The entries are to be output once more, word for word.

== Listed entries ==

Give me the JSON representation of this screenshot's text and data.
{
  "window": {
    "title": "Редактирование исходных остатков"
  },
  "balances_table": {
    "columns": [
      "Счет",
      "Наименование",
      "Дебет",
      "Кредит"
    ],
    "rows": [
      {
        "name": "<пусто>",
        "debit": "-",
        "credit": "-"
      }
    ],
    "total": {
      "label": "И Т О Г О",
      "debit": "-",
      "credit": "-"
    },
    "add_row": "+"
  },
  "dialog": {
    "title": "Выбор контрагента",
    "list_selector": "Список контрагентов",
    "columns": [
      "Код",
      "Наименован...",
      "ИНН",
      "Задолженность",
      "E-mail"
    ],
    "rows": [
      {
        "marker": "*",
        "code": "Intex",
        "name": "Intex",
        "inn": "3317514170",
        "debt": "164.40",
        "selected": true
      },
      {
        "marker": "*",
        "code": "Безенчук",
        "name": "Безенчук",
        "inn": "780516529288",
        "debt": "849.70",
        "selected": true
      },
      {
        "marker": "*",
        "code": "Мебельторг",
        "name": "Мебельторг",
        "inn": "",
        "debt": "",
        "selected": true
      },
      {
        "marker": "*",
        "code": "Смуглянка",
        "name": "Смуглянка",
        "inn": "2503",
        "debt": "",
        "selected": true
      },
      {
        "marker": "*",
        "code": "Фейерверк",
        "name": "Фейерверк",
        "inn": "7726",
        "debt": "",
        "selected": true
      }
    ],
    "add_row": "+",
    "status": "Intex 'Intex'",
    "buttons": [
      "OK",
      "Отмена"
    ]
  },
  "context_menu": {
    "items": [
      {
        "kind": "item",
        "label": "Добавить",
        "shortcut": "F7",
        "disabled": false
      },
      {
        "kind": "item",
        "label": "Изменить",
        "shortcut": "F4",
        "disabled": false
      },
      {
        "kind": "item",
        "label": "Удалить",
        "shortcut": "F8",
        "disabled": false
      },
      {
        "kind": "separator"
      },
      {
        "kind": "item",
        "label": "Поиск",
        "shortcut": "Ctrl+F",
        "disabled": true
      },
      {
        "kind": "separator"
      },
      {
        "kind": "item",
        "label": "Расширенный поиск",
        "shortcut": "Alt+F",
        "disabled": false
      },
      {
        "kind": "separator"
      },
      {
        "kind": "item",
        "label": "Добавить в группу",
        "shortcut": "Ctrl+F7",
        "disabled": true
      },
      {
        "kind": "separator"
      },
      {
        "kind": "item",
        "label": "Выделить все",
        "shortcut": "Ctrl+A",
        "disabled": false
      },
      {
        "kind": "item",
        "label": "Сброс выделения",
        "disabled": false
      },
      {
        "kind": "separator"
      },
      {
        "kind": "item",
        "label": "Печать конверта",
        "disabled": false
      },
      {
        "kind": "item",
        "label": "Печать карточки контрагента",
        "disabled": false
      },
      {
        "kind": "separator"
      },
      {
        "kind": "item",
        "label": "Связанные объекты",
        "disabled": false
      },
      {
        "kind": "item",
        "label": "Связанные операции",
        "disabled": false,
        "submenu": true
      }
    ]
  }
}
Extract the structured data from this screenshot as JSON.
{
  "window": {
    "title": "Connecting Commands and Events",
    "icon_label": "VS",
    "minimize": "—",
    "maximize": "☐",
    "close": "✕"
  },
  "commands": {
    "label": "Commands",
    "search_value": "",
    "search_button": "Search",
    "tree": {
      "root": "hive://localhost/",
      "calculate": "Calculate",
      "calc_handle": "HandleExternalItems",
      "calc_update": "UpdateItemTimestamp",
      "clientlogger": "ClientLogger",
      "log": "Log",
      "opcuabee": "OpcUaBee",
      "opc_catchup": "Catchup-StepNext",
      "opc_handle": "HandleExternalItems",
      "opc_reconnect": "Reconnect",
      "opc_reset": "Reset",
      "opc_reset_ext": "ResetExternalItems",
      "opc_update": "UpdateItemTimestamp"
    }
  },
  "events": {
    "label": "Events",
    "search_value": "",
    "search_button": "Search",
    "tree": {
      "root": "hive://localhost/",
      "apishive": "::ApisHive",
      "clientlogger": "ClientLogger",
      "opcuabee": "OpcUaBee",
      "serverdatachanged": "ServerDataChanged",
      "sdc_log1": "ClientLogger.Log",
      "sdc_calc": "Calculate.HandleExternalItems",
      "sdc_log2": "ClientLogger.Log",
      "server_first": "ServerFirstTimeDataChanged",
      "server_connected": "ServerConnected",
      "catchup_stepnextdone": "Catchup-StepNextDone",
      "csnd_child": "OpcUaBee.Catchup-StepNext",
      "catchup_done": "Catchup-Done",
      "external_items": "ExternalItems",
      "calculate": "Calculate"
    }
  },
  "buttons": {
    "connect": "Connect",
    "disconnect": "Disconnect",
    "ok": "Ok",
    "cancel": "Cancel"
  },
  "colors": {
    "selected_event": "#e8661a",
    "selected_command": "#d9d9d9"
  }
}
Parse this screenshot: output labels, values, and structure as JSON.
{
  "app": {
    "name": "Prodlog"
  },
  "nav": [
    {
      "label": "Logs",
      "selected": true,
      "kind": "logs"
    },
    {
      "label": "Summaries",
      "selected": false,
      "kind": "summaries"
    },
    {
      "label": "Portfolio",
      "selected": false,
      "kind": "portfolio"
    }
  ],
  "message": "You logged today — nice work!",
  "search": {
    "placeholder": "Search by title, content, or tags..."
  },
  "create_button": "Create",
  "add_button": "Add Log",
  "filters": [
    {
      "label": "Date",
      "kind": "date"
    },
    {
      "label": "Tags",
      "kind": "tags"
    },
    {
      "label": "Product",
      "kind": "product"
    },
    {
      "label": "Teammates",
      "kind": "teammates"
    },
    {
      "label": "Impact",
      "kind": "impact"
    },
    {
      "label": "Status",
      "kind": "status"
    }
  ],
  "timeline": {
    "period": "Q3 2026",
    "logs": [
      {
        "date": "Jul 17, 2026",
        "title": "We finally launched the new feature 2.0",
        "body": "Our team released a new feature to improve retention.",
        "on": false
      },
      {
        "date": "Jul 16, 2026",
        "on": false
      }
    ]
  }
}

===

The answer:
Give me the JSON representation of this screenshot's text and data.
{
  "window": {
    "title": "Редактирование исходных остатков"
  },
  "balances_table": {
    "columns": [
      "Счет",
      "Наименование",
      "Дебет",
      "Кредит"
    ],
    "rows": [
      {
        "name": "<пусто>",
        "debit": "-",
        "credit": "-"
      }
    ],
    "total": {
      "label": "И Т О Г О",
      "debit": "-",
      "credit": "-"
    },
    "add_row": "+"
  },
  "dialog": {
    "title": "Выбор контрагента",
    "list_selector": "Список контрагентов",
    "columns": [
      "Код",
      "Наименован...",
      "ИНН",
      "Задолженность",
      "E-mail"
    ],
    "rows": [
      {
        "marker": "*",
        "code": "Intex",
        "name": "Intex",
        "inn": "3317514170",
        "debt": "164.40",
        "selected": true
      },
      {
        "marker": "*",
        "code": "Безенчук",
        "name": "Безенчук",
        "inn": "780516529288",
        "debt": "849.70",
        "selected": true
      },
      {
        "marker": "*",
        "code": "Мебельторг",
        "name": "Мебельторг",
        "inn": "",
        "debt": "",
        "selected": true
      },
      {
        "marker": "*",
        "code": "Смуглянка",
        "name": "Смуглянка",
        "inn": "2503",
        "debt": "",
        "selected": true
      },
      {
        "marker": "*",
        "code": "Фейерверк",
        "name": "Фейерверк",
        "inn": "7726",
        "debt": "",
        "selected": true
      }
    ],
    "add_row": "+",
    "status": "Intex 'Intex'",
    "buttons": [
      "OK",
      "Отмена"
    ]
  },
  "context_menu": {
    "items": [
      {
        "kind": "item",
        "label": "Добавить",
        "shortcut": "F7",
        "disabled": false
      },
      {
        "kind": "item",
        "label": "Изменить",
        "shortcut": "F4",
        "disabled": false
      },
      {
        "kind": "item",
        "label": "Удалить",
        "shortcut": "F8",
        "disabled": false
      },
      {
        "kind": "separator"
      },
      {
        "kind": "item",
        "label": "Поиск",
        "shortcut": "Ctrl+F",
        "disabled": true
      },
      {
        "kind": "separator"
      },
      {
        "kind": "item",
        "label": "Расширенный поиск",
        "shortcut": "Alt+F",
        "disabled": false
      },
      {
        "kind": "separator"
      },
      {
        "kind": "item",
        "label": "Добавить в группу",
        "shortcut": "Ctrl+F7",
        "disabled": true
      },
      {
        "kind": "separator"
      },
      {
        "kind": "item",
        "label": "Выделить все",
        "shortcut": "Ctrl+A",
        "disabled": false
      },
      {
        "kind": "item",
        "label": "Сброс выделения",
        "disabled": false
      },
      {
        "kind": "separator"
      },
      {
        "kind": "item",
        "label": "Печать конверта",
        "disabled": false
      },
      {
        "kind": "item",
        "label": "Печать карточки контрагента",
        "disabled": false
      },
      {
        "kind": "separator"
      },
      {
        "kind": "item",
        "label": "Связанные объекты",
        "disabled": false
      },
      {
        "kind": "item",
        "label": "Связанные операции",
        "disabled": false,
        "submenu": true
      }
    ]
  }
}
Extract the structured data from this screenshot as JSON.
{
  "window": {
    "title": "Connecting Commands and Events",
    "icon_label": "VS",
    "minimize": "—",
    "maximize": "☐",
    "close": "✕"
  },
  "commands": {
    "label": "Commands",
    "search_value": "",
    "search_button": "Search",
    "tree": {
      "root": "hive://localhost/",
      "calculate": "Calculate",
      "calc_handle": "HandleExternalItems",
      "calc_update": "UpdateItemTimestamp",
      "clientlogger": "ClientLogger",
      "log": "Log",
      "opcuabee": "OpcUaBee",
      "opc_catchup": "Catchup-StepNext",
      "opc_handle": "HandleExternalItems",
      "opc_reconnect": "Reconnect",
      "opc_reset": "Reset",
      "opc_reset_ext": "ResetExternalItems",
      "opc_update": "UpdateItemTimestamp"
    }
  },
  "events": {
    "label": "Events",
    "search_value": "",
    "search_button": "Search",
    "tree": {
      "root": "hive://localhost/",
      "apishive": "::ApisHive",
      "clientlogger": "ClientLogger",
      "opcuabee": "OpcUaBee",
      "serverdatachanged": "ServerDataChanged",
      "sdc_log1": "ClientLogger.Log",
      "sdc_calc": "Calculate.HandleExternalItems",
      "sdc_log2": "ClientLogger.Log",
      "server_first": "ServerFirstTimeDataChanged",
      "server_connected": "ServerConnected",
      "catchup_stepnextdone": "Catchup-StepNextDone",
      "csnd_child": "OpcUaBee.Catchup-StepNext",
      "catchup_done": "Catchup-Done",
      "external_items": "ExternalItems",
      "calculate": "Calculate"
    }
  },
  "buttons": {
    "connect": "Connect",
    "disconnect": "Disconnect",
    "ok": "Ok",
    "cancel": "Cancel"
  },
  "colors": {
    "selected_event": "#e8661a",
    "selected_command": "#d9d9d9"
  }
}
Parse this screenshot: output labels, values, and structure as JSON.
{
  "app": {
    "name": "Prodlog"
  },
  "nav": [
    {
      "label": "Logs",
      "selected": true,
      "kind": "logs"
    },
    {
      "label": "Summaries",
      "selected": false,
      "kind": "summaries"
    },
    {
      "label": "Portfolio",
      "selected": false,
      "kind": "portfolio"
    }
  ],
  "message": "You logged today — nice work!",
  "search": {
    "placeholder": "Search by title, content, or tags..."
  },
  "create_button": "Create",
  "add_button": "Add Log",
  "filters": [
    {
      "label": "Date",
      "kind": "date"
    },
    {
      "label": "Tags",
      "kind": "tags"
    },
    {
      "label": "Product",
      "kind": "product"
    },
    {
      "label": "Teammates",
      "kind": "teammates"
    },
    {
      "label": "Impact",
      "kind": "impact"
    },
    {
      "label": "Status",
      "kind": "status"
    }
  ],
  "timeline": {
    "period": "Q3 2026",
    "logs": [
      {
        "date": "Jul 17, 2026",
        "title": "We finally launched the new feature 2.0",
        "body": "Our team released a new feature to improve retention.",
        "on": false
      },
      {
        "date": "Jul 16, 2026",
        "on": false
      }
    ]
  }
}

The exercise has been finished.